As revenues from mining and mineral processing operations become largely volatile and under increased commodity price pressure, businesses and operators are re-thinking cost regimes to remain marginally profitable. Operations can no longer afford inept “business as usual” philosophies to maintain the status quo. Hence, smarter ways of allocating and utilising both Capital and Operating resources are [more than before] required to sustain design “turnover ratios”. It is an imperative that Process Designs and Flow Sheet Developments embrace holistic “Life of Mine” Optimisation philosophies in order to deploy available resources in ways that maximize overall Net Values and deliver maximum Returns to all Stakeholders. The days of only maximising the reach of Capital Expenditure (CAPEX) at the expense of Operating Expenses (OPEX) should be long gone.
On this purview and in-addition to effective CAPEX strategies, OPEX determine whether a site (once established) remain operational, has a future or will gradually grind to a halt. It is to be expected that OPEX examination for a dying site compared to a progressive site will always highlight the differences in cost management philosophies.
Looking at a typical operating cost structure for a mineral processing plant as presented in Figure 1 and Figure 2, few classical strategies for improving profitability can be conjectured. One of such is the “MinMax” approach, where minimum cost outlay feasible is allowed to obtain maximum Overall Equipment Efficiency (OEE) aimed at achieving maximum practical output.
In Figure 1, electricity, reagents, and the liners for crushers and grinders contribute 27%, 6% and 18% respectively to total operating cost, while Figure 2 presents further breakdown for electricity showing that utilities contribute 8% to total power costs.
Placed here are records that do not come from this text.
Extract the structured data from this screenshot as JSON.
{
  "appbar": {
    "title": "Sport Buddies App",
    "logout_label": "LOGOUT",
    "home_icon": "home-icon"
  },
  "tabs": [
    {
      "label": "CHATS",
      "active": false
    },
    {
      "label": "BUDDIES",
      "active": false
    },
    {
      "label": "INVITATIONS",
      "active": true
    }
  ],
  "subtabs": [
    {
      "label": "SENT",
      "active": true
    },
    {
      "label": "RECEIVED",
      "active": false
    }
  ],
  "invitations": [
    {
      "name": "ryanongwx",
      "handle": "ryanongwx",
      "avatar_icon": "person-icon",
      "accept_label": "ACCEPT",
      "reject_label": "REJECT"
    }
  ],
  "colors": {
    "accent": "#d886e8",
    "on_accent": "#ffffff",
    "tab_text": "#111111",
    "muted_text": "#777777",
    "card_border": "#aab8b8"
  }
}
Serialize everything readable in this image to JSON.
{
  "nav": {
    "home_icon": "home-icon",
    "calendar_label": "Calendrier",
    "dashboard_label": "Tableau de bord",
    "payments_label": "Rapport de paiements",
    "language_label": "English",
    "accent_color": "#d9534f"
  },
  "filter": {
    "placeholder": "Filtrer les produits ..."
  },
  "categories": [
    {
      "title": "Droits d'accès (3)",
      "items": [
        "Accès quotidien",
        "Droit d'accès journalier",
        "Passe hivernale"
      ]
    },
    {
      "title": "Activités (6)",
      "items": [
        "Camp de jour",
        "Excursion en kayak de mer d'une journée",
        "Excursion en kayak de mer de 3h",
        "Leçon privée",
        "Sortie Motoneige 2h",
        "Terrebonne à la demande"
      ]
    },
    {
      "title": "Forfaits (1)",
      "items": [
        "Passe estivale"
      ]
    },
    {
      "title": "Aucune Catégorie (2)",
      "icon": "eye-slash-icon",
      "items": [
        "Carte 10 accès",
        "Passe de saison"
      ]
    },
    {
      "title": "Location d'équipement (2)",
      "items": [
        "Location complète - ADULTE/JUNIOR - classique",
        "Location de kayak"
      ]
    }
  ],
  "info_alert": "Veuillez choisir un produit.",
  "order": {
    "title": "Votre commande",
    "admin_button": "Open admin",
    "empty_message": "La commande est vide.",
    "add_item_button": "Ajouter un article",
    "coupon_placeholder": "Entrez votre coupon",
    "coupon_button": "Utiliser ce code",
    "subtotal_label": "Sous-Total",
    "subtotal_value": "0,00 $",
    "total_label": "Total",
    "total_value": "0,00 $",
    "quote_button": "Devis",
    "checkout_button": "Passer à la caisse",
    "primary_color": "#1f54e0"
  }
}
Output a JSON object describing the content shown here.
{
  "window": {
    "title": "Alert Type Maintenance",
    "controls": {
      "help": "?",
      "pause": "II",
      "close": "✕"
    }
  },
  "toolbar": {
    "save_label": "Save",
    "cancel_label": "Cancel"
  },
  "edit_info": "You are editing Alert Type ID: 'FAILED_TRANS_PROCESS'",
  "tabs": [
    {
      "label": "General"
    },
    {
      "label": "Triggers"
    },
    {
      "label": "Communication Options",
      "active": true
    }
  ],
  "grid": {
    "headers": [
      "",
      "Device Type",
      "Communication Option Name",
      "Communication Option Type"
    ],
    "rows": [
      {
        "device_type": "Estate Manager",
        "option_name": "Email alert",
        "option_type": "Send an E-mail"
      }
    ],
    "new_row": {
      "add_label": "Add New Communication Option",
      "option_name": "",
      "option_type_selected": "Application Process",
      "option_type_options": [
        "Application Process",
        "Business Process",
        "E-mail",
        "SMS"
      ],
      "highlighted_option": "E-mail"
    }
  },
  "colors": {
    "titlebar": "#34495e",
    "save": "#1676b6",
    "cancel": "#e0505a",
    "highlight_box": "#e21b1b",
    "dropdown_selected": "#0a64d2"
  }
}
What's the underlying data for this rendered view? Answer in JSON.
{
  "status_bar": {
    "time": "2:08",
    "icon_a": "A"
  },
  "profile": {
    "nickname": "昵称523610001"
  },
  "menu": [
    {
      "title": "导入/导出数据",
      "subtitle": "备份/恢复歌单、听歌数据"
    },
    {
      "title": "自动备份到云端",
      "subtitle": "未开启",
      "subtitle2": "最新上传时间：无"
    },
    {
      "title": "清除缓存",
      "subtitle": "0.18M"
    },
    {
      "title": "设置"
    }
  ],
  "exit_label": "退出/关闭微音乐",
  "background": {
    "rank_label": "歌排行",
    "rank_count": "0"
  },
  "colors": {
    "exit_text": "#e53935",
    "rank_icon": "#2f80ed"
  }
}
By way of illustration on improving profitability, implementing the MinMax—in this case to obtain lower OPEX for electricity, reagents, and the liners for crushers and grinders, could include some of the following:
1. Flow sheet optimisation
2. Selecting energy efficient crushing and grinding equipment which will result in lower average mean time between failures (i.e. shorter and far-in-between down-time). This also includes consideration for the design to include the use of liners that have longer life and are easy to replace
3. Optimising process conditions to reduce reagent consumption
4. Substituting expensive and/or hazardous process reagents with “holistically cheaper” This includes using less hazardous reagents and hence reducing the cost for ensuring compliance with safety requirements, etc.
5. Incorporating Heat Integration principles into the process flow sheet to take advantage of heat sources and heats sinks to reduce the overall cost of utilities associated with heating and cooling. Some typical heat sources include excess heat generated from stripping columns, gold room operations, and oxidation steps of leaching processes, while heat sinks include safety shower tepid water regulation and reagent storage tank temperature regulations to prevent freezing during winter in cold climates
While implementing the above can arguably result in up to 10% cost savings, and in some instances when critically looked at from the exploration phase may achieve up to 25% alternative savings from projected cost; they are by no means the only strategies that can assure viability for mineral processing operations, other strategies can include, but not limited to effective mining campaign, strategic plant layout, process outsourcing, guaranteed just-in-time supplies, price hedging, forward contracts, etc. amongst many.
For the opportunity to further discuss cost optimisation strategies with Dr Akindeju please contact us and we will organise a consultation.